About a week ago I posted that 2011, for all its problems, was a stable year for anime. It turns out that stability was short lived. In an interview with Justin Sevakis and Chris Macdonald on AnimeNewsNetwork, Bandai Entertainment President and CEO Ken Iyadomi announced Bandai’s decision to stop licensing and releasing shows. Some bloggers (including Charlie Maib from Kotaku via Japanator) have suggested that piracy killed Bandai. But if you look at what Iyadomi said, I think it’s more likely that Bandai Japan is to blame. And not blame in a bad way, blame in the sense that Bandai Japan (full name: Namco Bandai Holdings) made a rational business decision. It decided, maybe prematurely, to protect its profits and let mainstream fans get anime digitally.

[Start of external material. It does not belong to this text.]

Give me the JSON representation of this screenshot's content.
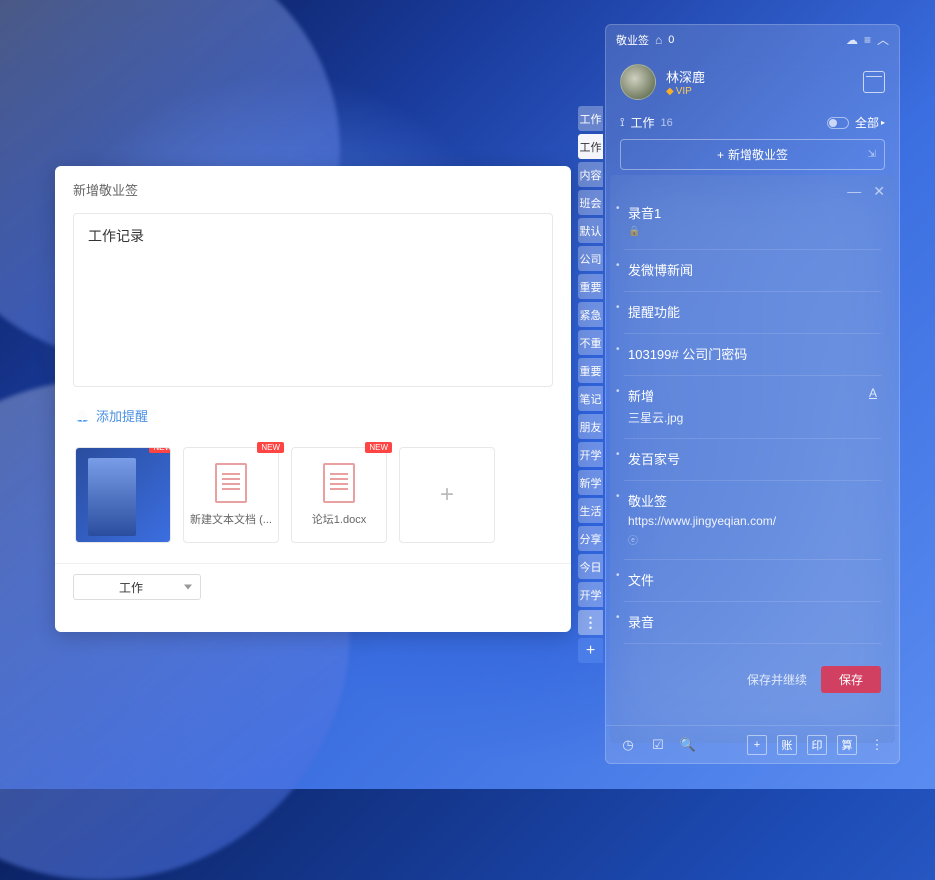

(Important notice: This post contains spoilers for the end of Zeta Gundam.)
As of writing, I’ve managed to sit through 28 episodes of Turn A Gundam; satisfied that I’m just over half way there. I won’t lie – it feels like an achievement because I’ve struggled through the series; at one point I literally had to stop an episode half-way and take an energy boosting nap, such was the weary spell it cast upon my tired eyes. I’m only aged 24, supposedly a fully-fit man, not some tired old geezer!

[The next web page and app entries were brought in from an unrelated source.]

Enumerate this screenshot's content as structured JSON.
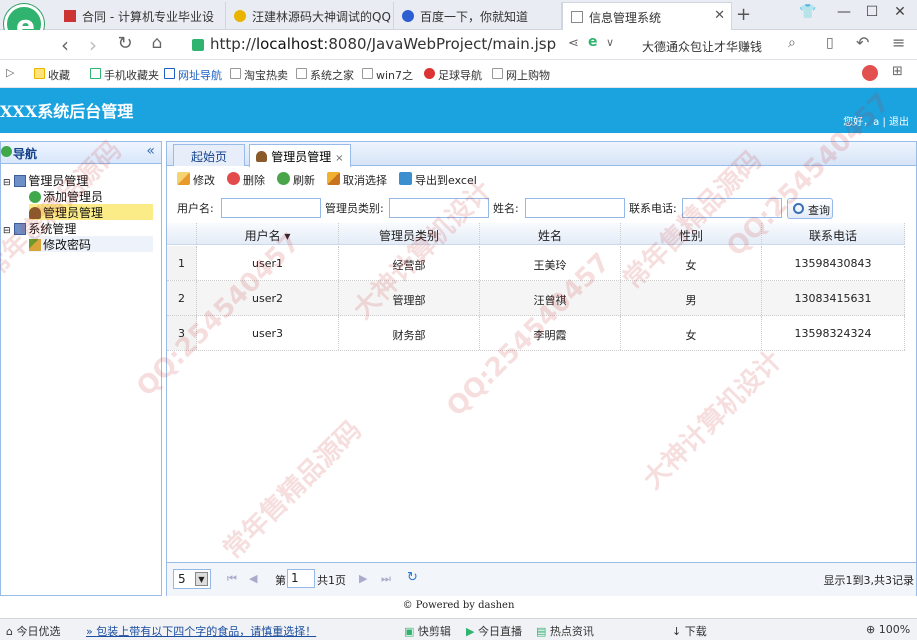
{
  "browser": {
    "tabs": [
      {
        "label": "合同 - 计算机专业毕业设"
      },
      {
        "label": "汪建林源码大神调试的QQ"
      },
      {
        "label": "百度一下，你就知道"
      },
      {
        "label": "信息管理系统",
        "active": true
      }
    ],
    "new_tab": "+",
    "url_prefix": "http://",
    "url_host": "localhost",
    "url_rest": ":8080/JavaWebProject/main.jsp",
    "search_suggestion": "大德通众包让才华赚钱",
    "bookmarks": [
      "收藏",
      "手机收藏夹",
      "网址导航",
      "淘宝热卖",
      "系统之家",
      "win7之",
      "足球导航",
      "网上购物"
    ]
  },
  "app": {
    "title": "XXX系统后台管理",
    "welcome": "您好，a | 退出"
  },
  "nav": {
    "title": "导航",
    "collapse": "«",
    "groups": [
      {
        "label": "管理员管理",
        "items": [
          "添加管理员",
          "管理员管理"
        ]
      },
      {
        "label": "系统管理",
        "items": [
          "修改密码"
        ]
      }
    ]
  },
  "tabs": {
    "home": "起始页",
    "current": "管理员管理",
    "close": "×"
  },
  "toolbar": {
    "edit": "修改",
    "delete": "删除",
    "refresh": "刷新",
    "unselect": "取消选择",
    "export": "导出到excel"
  },
  "search": {
    "username_label": "用户名:",
    "type_label": "管理员类别:",
    "name_label": "姓名:",
    "phone_label": "联系电话:",
    "query": "查询"
  },
  "grid": {
    "headers": [
      "用户名 ▾",
      "管理员类别",
      "姓名",
      "性别",
      "联系电话"
    ],
    "rows": [
      {
        "num": "1",
        "cells": [
          "user1",
          "经营部",
          "王美玲",
          "女",
          "13598430843"
        ]
      },
      {
        "num": "2",
        "cells": [
          "user2",
          "管理部",
          "汪曾祺",
          "男",
          "13083415631"
        ]
      },
      {
        "num": "3",
        "cells": [
          "user3",
          "财务部",
          "李明霞",
          "女",
          "13598324324"
        ]
      }
    ]
  },
  "pager": {
    "page_size": "5",
    "page_label": "第",
    "page_value": "1",
    "total_pages": "共1页",
    "summary": "显示1到3,共3记录"
  },
  "footer": "© Powered by dashen",
  "statusbar": {
    "left": "今日优选",
    "news": "包装上带有以下四个字的食品，请慎重选择！",
    "items": [
      "快剪辑",
      "今日直播",
      "热点资讯"
    ],
    "download": "下载",
    "zoom": "100%"
  },
  "watermark": [
    "常年售精品源码",
    "QQ:254540457",
    "大神计算机设计"
  ],
  "colors": {
    "header": "#1aa3df",
    "border": "#99bbe8",
    "selected": "#fbec88"
  }
}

To be honest, I’ve encountered the same struggles with a lot of Tomino-directed Gundam anime. His stories offer some fascinating ideas and exciting situations, his characters are unpredictable and interesting, yet the plot-heavy dialogue and non-stop “stuff happening” leaves little room for reflection and recovery; it’s like I’m constantly playing catch-up with what’s on screen, what’s blowing up, who’s attacking who. Damn it, its hard work.
Lately, I’ve been running a little low on inspiration. Blogging can be great fun, but it’s hard work when the ideas aren’t flowing as freely. In the last week alone, I’ve scrapped two half-written articles simply because they felt like a chore to write, and after all, dear reader, the last thing I want to do is infect you with is my apathy. I’m thoroughly enjoying the likes of Gurren Lagann, Seirei no Moribito and Toward the Terra, yet I’m finding it increasingly difficult to write about any "current" anime at all, if just because I feel like my voice is drowned out by the sea of fandom; you know, I want to say an episode is cool, but its kind of pointless when dozens of others have already said the same thing.
By way of those feelings, over the weekend I started watching Turn A Gundam. Despite its obscure reputation, respected opinions have assured me that Turn A is the best of the post-UC Gundam productions and to be completely honest, the fact Yoko Kanno composed the music is enough to merit a substantial leap of faith anyway.
As of writing, I’m four episodes into the series and so far, I’ve enjoyed it. For a Yoshiyuki Tomino anime, the lead character (effeminate, white-haired teen called Loran played the stellar Romi Paku) is remarkably pleasant, and that the story has so far unfolded on Earth lends a dash a colour and diversity to Tomino’s typically oppressive, space dwelling back-drop. His ideas continue to fascinate me, as does the depth of the universes he creates; personalities, technologies, cultures, rituals; its easy to lose yourself, to believe in the story — the little details are so important.
Turn A is clearly influenced by a Miyazaki style environmental paranoia. The story begins as three kids (from a splinter human settlement on the moon) land on Earth with a mission to investigate the lush green planet and its industrial society. Two years later the army, mobile suits in tow, invades. Based on these four episodes, there is an obvious lamentation of both advanced technology and its irresponsible use, ultimately leading to the pointless desecration of nature as a power struggle escalates into an all out yet completely pointless war. A number of subtexts can be read into the invasion and occupation of Earth by "foreigners", not least of all a post-WWII fear of Western culture and technology occupying traditional Japan.
Yoko Kanno’s soundtrack is another highlight, epic and sweeping as ever, I’m looking forward to further acquainting myself with the OST. High amounts of nudity not withstanding, the animation is fine, clearly hand-drawn and evoking the sense of depth and life that today’s CG dominated, artificial fare has somewhat misplaced.